The National September 11 Memorial Museum will open ceremonially with President Obama in attendance on Thursday. Six days later, it will welcome the public. The New York Times was given an early preview of the museum and has assembled a beautiful, media-rich tour of the facility, most of which is 70 feet below ground. The museum has always meant to serve as a monument to how the 9/11 attacks shaped history — designed for a world that's still living with the ramifications and repercussions of that day. It's also intended to pay remarkable tribute to the nearly 3,000 individuals that were killed in the attacks.

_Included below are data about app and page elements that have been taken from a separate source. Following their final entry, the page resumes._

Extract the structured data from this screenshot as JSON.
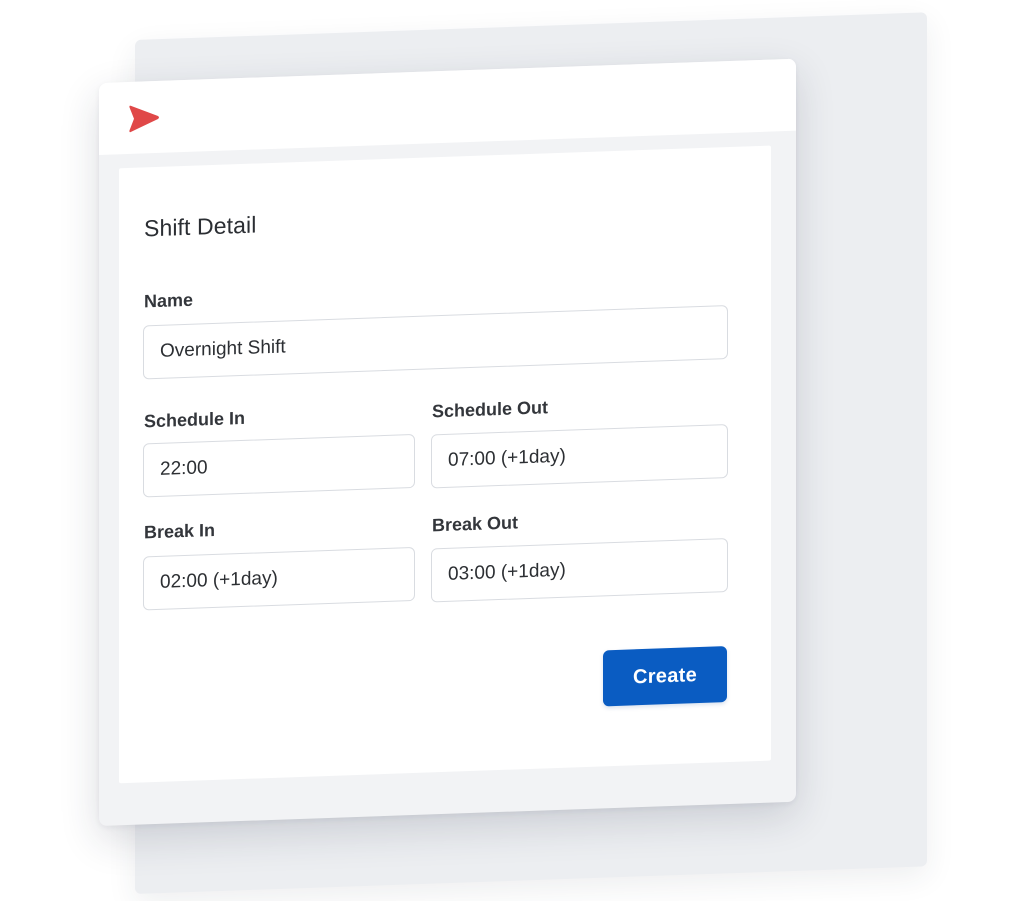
{
  "colors": {
    "accent": "#0a5cc2",
    "logo": "#e04848",
    "page_background": "#ffffff",
    "window_background": "#f2f3f5"
  },
  "header": {
    "logo_icon": "red-chevron-logo-icon"
  },
  "form": {
    "title": "Shift Detail",
    "name": {
      "label": "Name",
      "value": "Overnight Shift"
    },
    "schedule_in": {
      "label": "Schedule In",
      "value": "22:00"
    },
    "schedule_out": {
      "label": "Schedule Out",
      "value": "07:00 (+1day)"
    },
    "break_in": {
      "label": "Break In",
      "value": "02:00 (+1day)"
    },
    "break_out": {
      "label": "Break Out",
      "value": "03:00 (+1day)"
    },
    "create_label": "Create"
  }
}
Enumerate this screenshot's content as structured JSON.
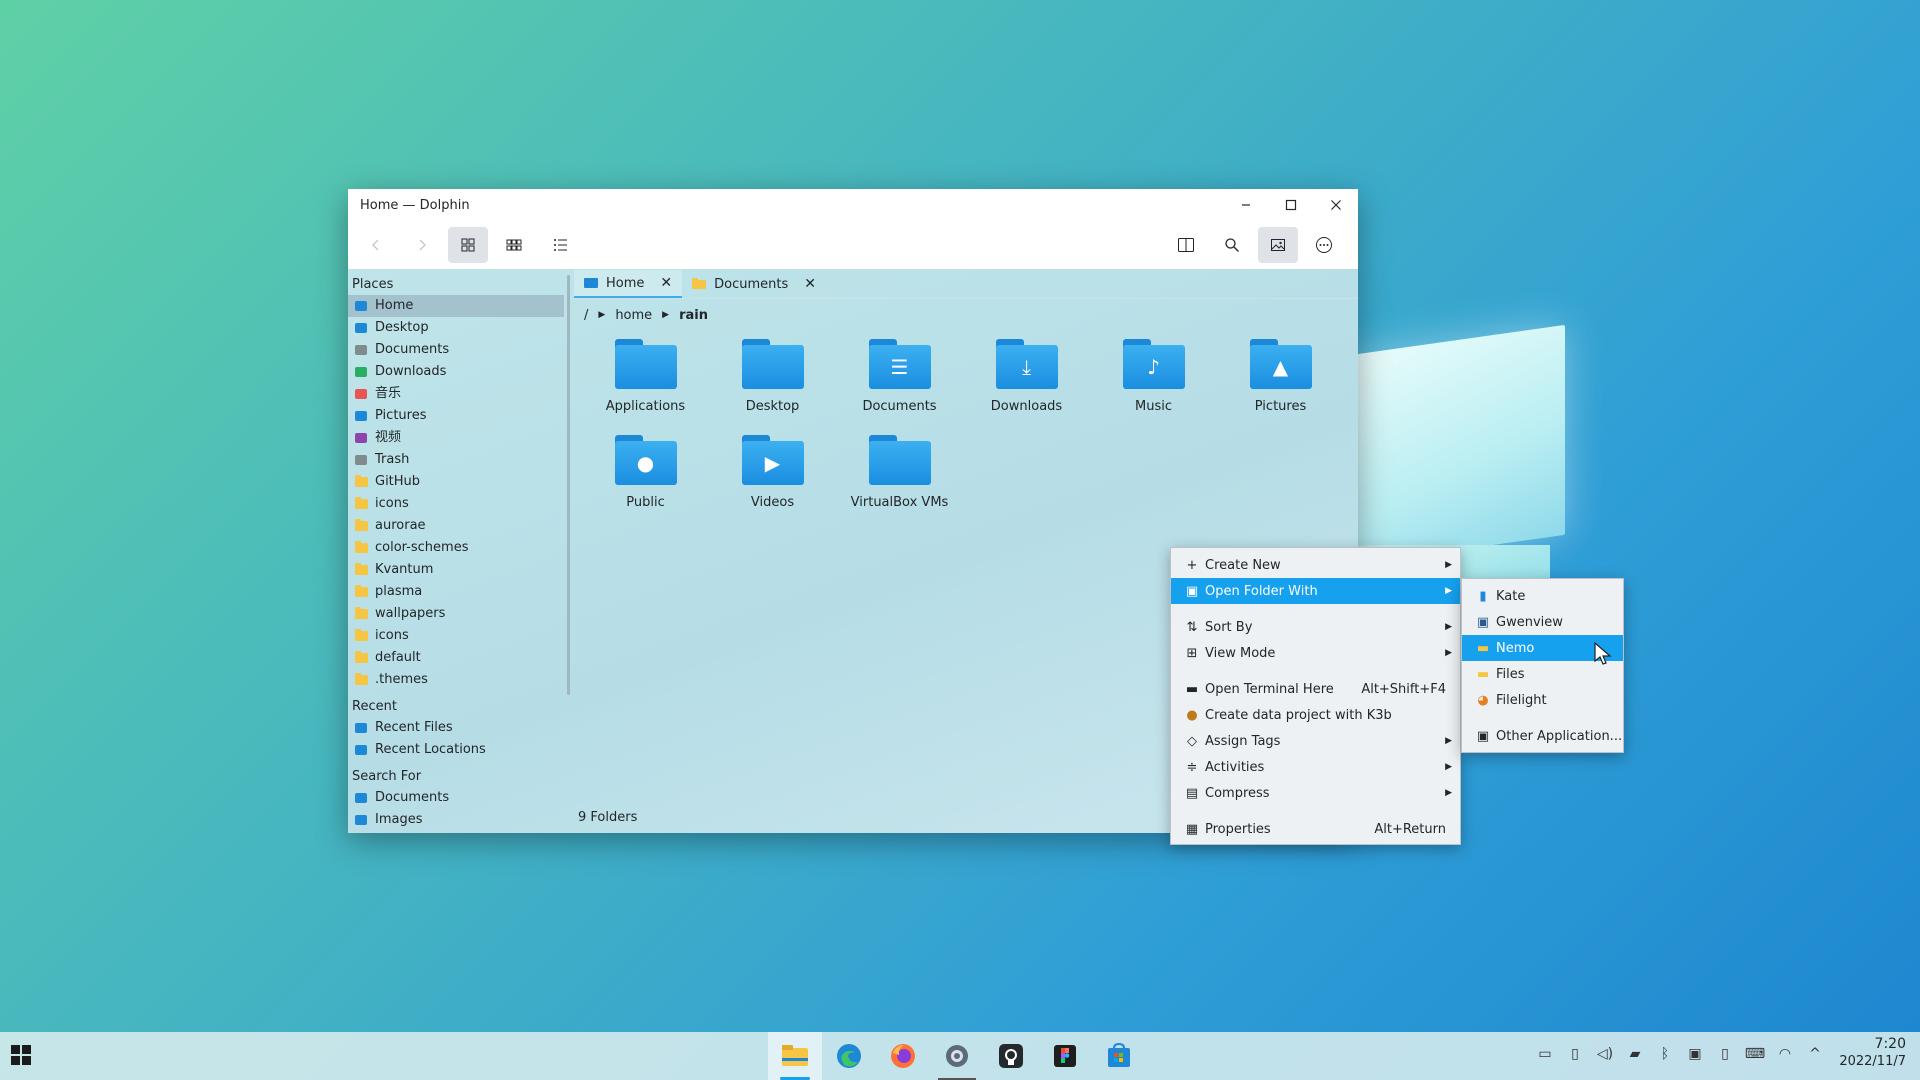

The road to opening the museum has been long, overloaded with impassioned debate about which content belongs, construction challenges, and complaints about its $24 entry fee. There's also the matter of cost; the museum and gorgeous memorial plaza above it cost $700 million to build and will demand $60 million each year to maintain. But it's finally days from being opened to the world, and this early look suggests that organizers managed to realize all of their goals. The National September 11 Memorial Museum tells the story of a day that's "still very much with us" as director Alice Greenwald put it. It manages to speak to every conceivable audience, and will stir strong emotions from those who were in Manhattan on that Tuesday morning, millions who watched the unthinkable events unfold on TV, and future visitors that hadn't yet been born.